▶ [Assigned task]: Could you restate the data word for word and drop the pictures?

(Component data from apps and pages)
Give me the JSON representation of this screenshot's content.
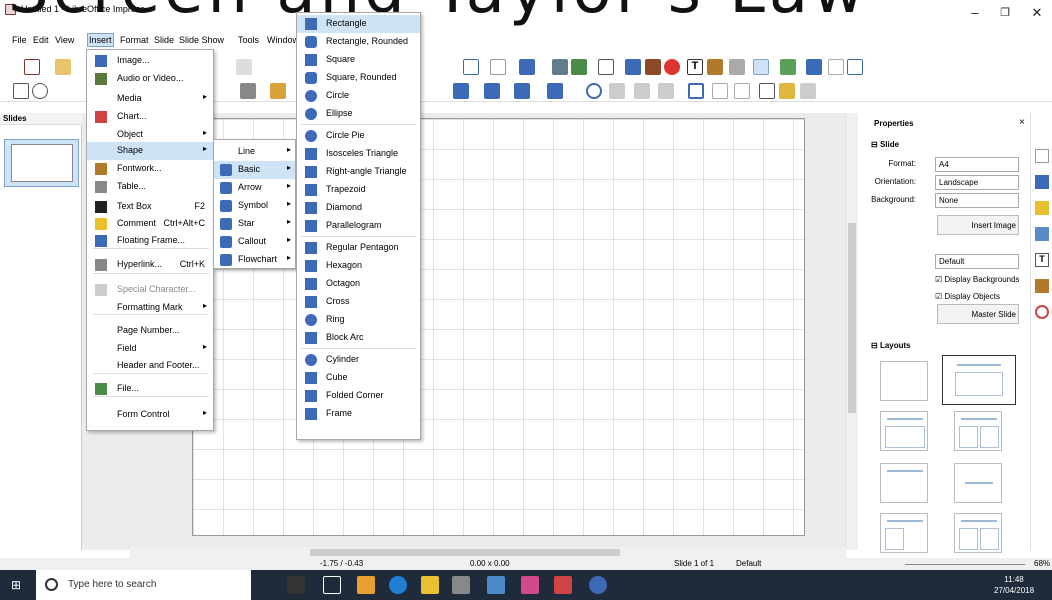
{
  "window": {
    "title": "Untitled 1 - LibreOffice Impress",
    "overlay_text": "Screen and Taylor's Law"
  },
  "menubar": [
    "File",
    "Edit",
    "View",
    "Insert",
    "Format",
    "Slide",
    "Slide Show",
    "Tools",
    "Window"
  ],
  "slides_panel": {
    "title": "Slides",
    "slide_number": "1"
  },
  "insert_menu": [
    {
      "label": "Image...",
      "shortcut": "",
      "submenu": false
    },
    {
      "label": "Audio or Video...",
      "shortcut": "",
      "submenu": false
    },
    {
      "label": "Media",
      "shortcut": "",
      "submenu": true
    },
    {
      "label": "Chart...",
      "shortcut": "",
      "submenu": false
    },
    {
      "label": "Object",
      "shortcut": "",
      "submenu": true
    },
    {
      "label": "Shape",
      "shortcut": "",
      "submenu": true
    },
    {
      "label": "Fontwork...",
      "shortcut": "",
      "submenu": false
    },
    {
      "label": "Table...",
      "shortcut": "",
      "submenu": false
    },
    {
      "label": "Text Box",
      "shortcut": "F2",
      "submenu": false
    },
    {
      "label": "Comment",
      "shortcut": "Ctrl+Alt+C",
      "submenu": false
    },
    {
      "label": "Floating Frame...",
      "shortcut": "",
      "submenu": false
    },
    {
      "label": "Hyperlink...",
      "shortcut": "Ctrl+K",
      "submenu": false
    },
    {
      "label": "Special Character...",
      "shortcut": "",
      "submenu": false
    },
    {
      "label": "Formatting Mark",
      "shortcut": "",
      "submenu": true
    },
    {
      "label": "Page Number...",
      "shortcut": "",
      "submenu": false
    },
    {
      "label": "Field",
      "shortcut": "",
      "submenu": true
    },
    {
      "label": "Header and Footer...",
      "shortcut": "",
      "submenu": false
    },
    {
      "label": "File...",
      "shortcut": "",
      "submenu": false
    },
    {
      "label": "Form Control",
      "shortcut": "",
      "submenu": true
    }
  ],
  "shape_menu": [
    "Line",
    "Basic",
    "Arrow",
    "Symbol",
    "Star",
    "Callout",
    "Flowchart"
  ],
  "basic_menu": [
    "Rectangle",
    "Rectangle, Rounded",
    "Square",
    "Square, Rounded",
    "Circle",
    "Ellipse",
    "Circle Pie",
    "Isosceles Triangle",
    "Right-angle Triangle",
    "Trapezoid",
    "Diamond",
    "Parallelogram",
    "Regular Pentagon",
    "Hexagon",
    "Octagon",
    "Cross",
    "Ring",
    "Block Arc",
    "Cylinder",
    "Cube",
    "Folded Corner",
    "Frame"
  ],
  "properties": {
    "title": "Properties",
    "slide_section": "Slide",
    "format_label": "Format:",
    "format_value": "A4",
    "orientation_label": "Orientation:",
    "orientation_value": "Landscape",
    "background_label": "Background:",
    "background_value": "None",
    "insert_image": "Insert Image",
    "master_value": "Default",
    "display_backgrounds": "Display Backgrounds",
    "display_objects": "Display Objects",
    "master_slide": "Master Slide",
    "layouts_section": "Layouts"
  },
  "statusbar": {
    "position": "-1.75 / -0.43",
    "size": "0.00 x 0.00",
    "slide": "Slide 1 of 1",
    "master": "Default",
    "zoom": "68%"
  },
  "taskbar": {
    "search_placeholder": "Type here to search",
    "time": "11:48",
    "date": "27/04/2018"
  },
  "colors": {
    "highlight": "#cfe3f7",
    "highlight_border": "#7da2ce",
    "taskbar": "#1f2a3a",
    "shape_blue": "#3d6ab6"
  }
}
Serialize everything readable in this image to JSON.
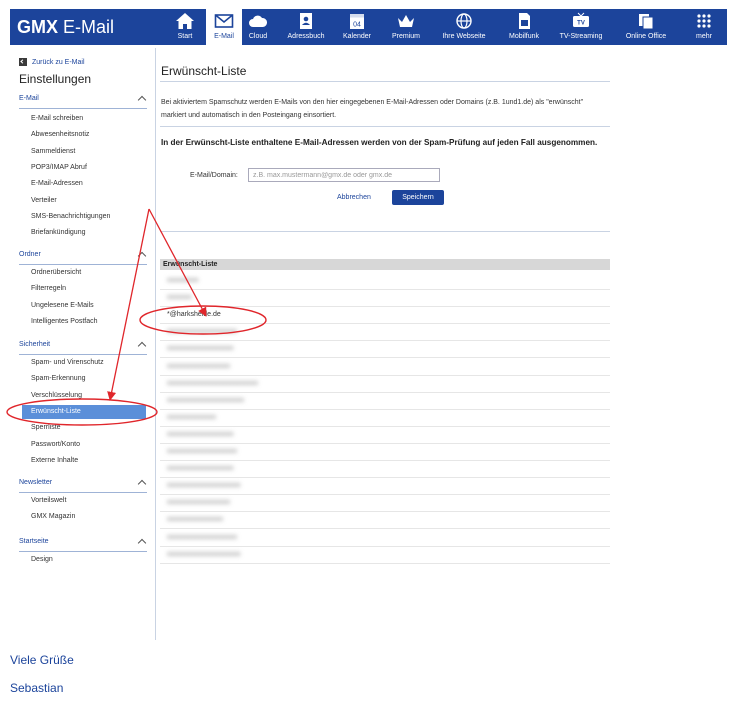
{
  "app": {
    "brand_bold": "GMX",
    "brand_rest": "E-Mail"
  },
  "nav": [
    {
      "label": "Start",
      "icon": "home-icon"
    },
    {
      "label": "E-Mail",
      "icon": "mail-icon",
      "active": true
    },
    {
      "label": "Cloud",
      "icon": "cloud-icon"
    },
    {
      "label": "Adressbuch",
      "icon": "address-book-icon"
    },
    {
      "label": "Kalender",
      "icon": "calendar-icon",
      "badge": "04"
    },
    {
      "label": "Premium",
      "icon": "crown-icon"
    },
    {
      "label": "Ihre Webseite",
      "icon": "globe-icon"
    },
    {
      "label": "Mobilfunk",
      "icon": "sim-card-icon"
    },
    {
      "label": "TV-Streaming",
      "icon": "tv-icon"
    },
    {
      "label": "Online Office",
      "icon": "office-icon"
    },
    {
      "label": "mehr",
      "icon": "grid-icon"
    }
  ],
  "sidebar": {
    "back": "Zurück zu E-Mail",
    "title": "Einstellungen",
    "sections": [
      {
        "title": "E-Mail",
        "items": [
          "E-Mail schreiben",
          "Abwesenheitsnotiz",
          "Sammeldienst",
          "POP3/IMAP Abruf",
          "E-Mail-Adressen",
          "Verteiler",
          "SMS-Benachrichtigungen",
          "Briefankündigung"
        ]
      },
      {
        "title": "Ordner",
        "items": [
          "Ordnerübersicht",
          "Filterregeln",
          "Ungelesene E-Mails",
          "Intelligentes Postfach"
        ]
      },
      {
        "title": "Sicherheit",
        "items": [
          "Spam- und Virenschutz",
          "Spam-Erkennung",
          "Verschlüsselung",
          "Erwünscht-Liste",
          "Sperrliste",
          "Passwort/Konto",
          "Externe Inhalte"
        ],
        "active": "Erwünscht-Liste"
      },
      {
        "title": "Newsletter",
        "items": [
          "Vorteilswelt",
          "GMX Magazin"
        ]
      },
      {
        "title": "Startseite",
        "items": [
          "Design"
        ]
      }
    ]
  },
  "main": {
    "title": "Erwünscht-Liste",
    "description": "Bei aktiviertem Spamschutz werden E-Mails von den hier eingegebenen E-Mail-Adressen oder Domains (z.B. 1und1.de) als \"erwünscht\" markiert und automatisch in den Posteingang einsortiert.",
    "bold_text": "In der Erwünscht-Liste enthaltene E-Mail-Adressen werden von der Spam-Prüfung auf jeden Fall ausgenommen.",
    "field_label": "E-Mail/Domain:",
    "field_placeholder": "z.B. max.mustermann@gmx.de oder gmx.de",
    "cancel_label": "Abbrechen",
    "save_label": "Speichern",
    "list_header": "Erwünscht-Liste",
    "visible_entry": "*@harksheide.de"
  },
  "footer": {
    "line1": "Viele Grüße",
    "line2": "Sebastian"
  },
  "colors": {
    "brand_blue": "#1c449b",
    "active_item": "#5b8fd9",
    "annotation_red": "#e0262b"
  }
}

▶ [Response for this exercise]:
Give me the JSON representation of this screenshot's content.
{
  "window": {
    "title": "Untitled 1 - LibreOffice Impress",
    "overlay_text": "Screen and Taylor's Law"
  },
  "menubar": [
    "File",
    "Edit",
    "View",
    "Insert",
    "Format",
    "Slide",
    "Slide Show",
    "Tools",
    "Window"
  ],
  "slides_panel": {
    "title": "Slides",
    "slide_number": "1"
  },
  "insert_menu": [
    {
      "label": "Image...",
      "shortcut": "",
      "submenu": false
    },
    {
      "label": "Audio or Video...",
      "shortcut": "",
      "submenu": false
    },
    {
      "label": "Media",
      "shortcut": "",
      "submenu": true
    },
    {
      "label": "Chart...",
      "shortcut": "",
      "submenu": false
    },
    {
      "label": "Object",
      "shortcut": "",
      "submenu": true
    },
    {
      "label": "Shape",
      "shortcut": "",
      "submenu": true
    },
    {
      "label": "Fontwork...",
      "shortcut": "",
      "submenu": false
    },
    {
      "label": "Table...",
      "shortcut": "",
      "submenu": false
    },
    {
      "label": "Text Box",
      "shortcut": "F2",
      "submenu": false
    },
    {
      "label": "Comment",
      "shortcut": "Ctrl+Alt+C",
      "submenu": false
    },
    {
      "label": "Floating Frame...",
      "shortcut": "",
      "submenu": false
    },
    {
      "label": "Hyperlink...",
      "shortcut": "Ctrl+K",
      "submenu": false
    },
    {
      "label": "Special Character...",
      "shortcut": "",
      "submenu": false
    },
    {
      "label": "Formatting Mark",
      "shortcut": "",
      "submenu": true
    },
    {
      "label": "Page Number...",
      "shortcut": "",
      "submenu": false
    },
    {
      "label": "Field",
      "shortcut": "",
      "submenu": true
    },
    {
      "label": "Header and Footer...",
      "shortcut": "",
      "submenu": false
    },
    {
      "label": "File...",
      "shortcut": "",
      "submenu": false
    },
    {
      "label": "Form Control",
      "shortcut": "",
      "submenu": true
    }
  ],
  "shape_menu": [
    "Line",
    "Basic",
    "Arrow",
    "Symbol",
    "Star",
    "Callout",
    "Flowchart"
  ],
  "basic_menu": [
    "Rectangle",
    "Rectangle, Rounded",
    "Square",
    "Square, Rounded",
    "Circle",
    "Ellipse",
    "Circle Pie",
    "Isosceles Triangle",
    "Right-angle Triangle",
    "Trapezoid",
    "Diamond",
    "Parallelogram",
    "Regular Pentagon",
    "Hexagon",
    "Octagon",
    "Cross",
    "Ring",
    "Block Arc",
    "Cylinder",
    "Cube",
    "Folded Corner",
    "Frame"
  ],
  "properties": {
    "title": "Properties",
    "slide_section": "Slide",
    "format_label": "Format:",
    "format_value": "A4",
    "orientation_label": "Orientation:",
    "orientation_value": "Landscape",
    "background_label": "Background:",
    "background_value": "None",
    "insert_image": "Insert Image",
    "master_value": "Default",
    "display_backgrounds": "Display Backgrounds",
    "display_objects": "Display Objects",
    "master_slide": "Master Slide",
    "layouts_section": "Layouts"
  },
  "statusbar": {
    "position": "-1.75 / -0.43",
    "size": "0.00 x 0.00",
    "slide": "Slide 1 of 1",
    "master": "Default",
    "zoom": "68%"
  },
  "taskbar": {
    "search_placeholder": "Type here to search",
    "time": "11:48",
    "date": "27/04/2018"
  },
  "colors": {
    "highlight": "#cfe3f7",
    "highlight_border": "#7da2ce",
    "taskbar": "#1f2a3a",
    "shape_blue": "#3d6ab6"
  }
}
Serialize everything readable in this image to JSON.
{
  "app": {
    "brand_bold": "GMX",
    "brand_rest": "E-Mail"
  },
  "nav": [
    {
      "label": "Start",
      "icon": "home-icon"
    },
    {
      "label": "E-Mail",
      "icon": "mail-icon",
      "active": true
    },
    {
      "label": "Cloud",
      "icon": "cloud-icon"
    },
    {
      "label": "Adressbuch",
      "icon": "address-book-icon"
    },
    {
      "label": "Kalender",
      "icon": "calendar-icon",
      "badge": "04"
    },
    {
      "label": "Premium",
      "icon": "crown-icon"
    },
    {
      "label": "Ihre Webseite",
      "icon": "globe-icon"
    },
    {
      "label": "Mobilfunk",
      "icon": "sim-card-icon"
    },
    {
      "label": "TV-Streaming",
      "icon": "tv-icon"
    },
    {
      "label": "Online Office",
      "icon": "office-icon"
    },
    {
      "label": "mehr",
      "icon": "grid-icon"
    }
  ],
  "sidebar": {
    "back": "Zurück zu E-Mail",
    "title": "Einstellungen",
    "sections": [
      {
        "title": "E-Mail",
        "items": [
          "E-Mail schreiben",
          "Abwesenheitsnotiz",
          "Sammeldienst",
          "POP3/IMAP Abruf",
          "E-Mail-Adressen",
          "Verteiler",
          "SMS-Benachrichtigungen",
          "Briefankündigung"
        ]
      },
      {
        "title": "Ordner",
        "items": [
          "Ordnerübersicht",
          "Filterregeln",
          "Ungelesene E-Mails",
          "Intelligentes Postfach"
        ]
      },
      {
        "title": "Sicherheit",
        "items": [
          "Spam- und Virenschutz",
          "Spam-Erkennung",
          "Verschlüsselung",
          "Erwünscht-Liste",
          "Sperrliste",
          "Passwort/Konto",
          "Externe Inhalte"
        ],
        "active": "Erwünscht-Liste"
      },
      {
        "title": "Newsletter",
        "items": [
          "Vorteilswelt",
          "GMX Magazin"
        ]
      },
      {
        "title": "Startseite",
        "items": [
          "Design"
        ]
      }
    ]
  },
  "main": {
    "title": "Erwünscht-Liste",
    "description": "Bei aktiviertem Spamschutz werden E-Mails von den hier eingegebenen E-Mail-Adressen oder Domains (z.B. 1und1.de) als \"erwünscht\" markiert und automatisch in den Posteingang einsortiert.",
    "bold_text": "In der Erwünscht-Liste enthaltene E-Mail-Adressen werden von der Spam-Prüfung auf jeden Fall ausgenommen.",
    "field_label": "E-Mail/Domain:",
    "field_placeholder": "z.B. max.mustermann@gmx.de oder gmx.de",
    "cancel_label": "Abbrechen",
    "save_label": "Speichern",
    "list_header": "Erwünscht-Liste",
    "visible_entry": "*@harksheide.de"
  },
  "footer": {
    "line1": "Viele Grüße",
    "line2": "Sebastian"
  },
  "colors": {
    "brand_blue": "#1c449b",
    "active_item": "#5b8fd9",
    "annotation_red": "#e0262b"
  }
}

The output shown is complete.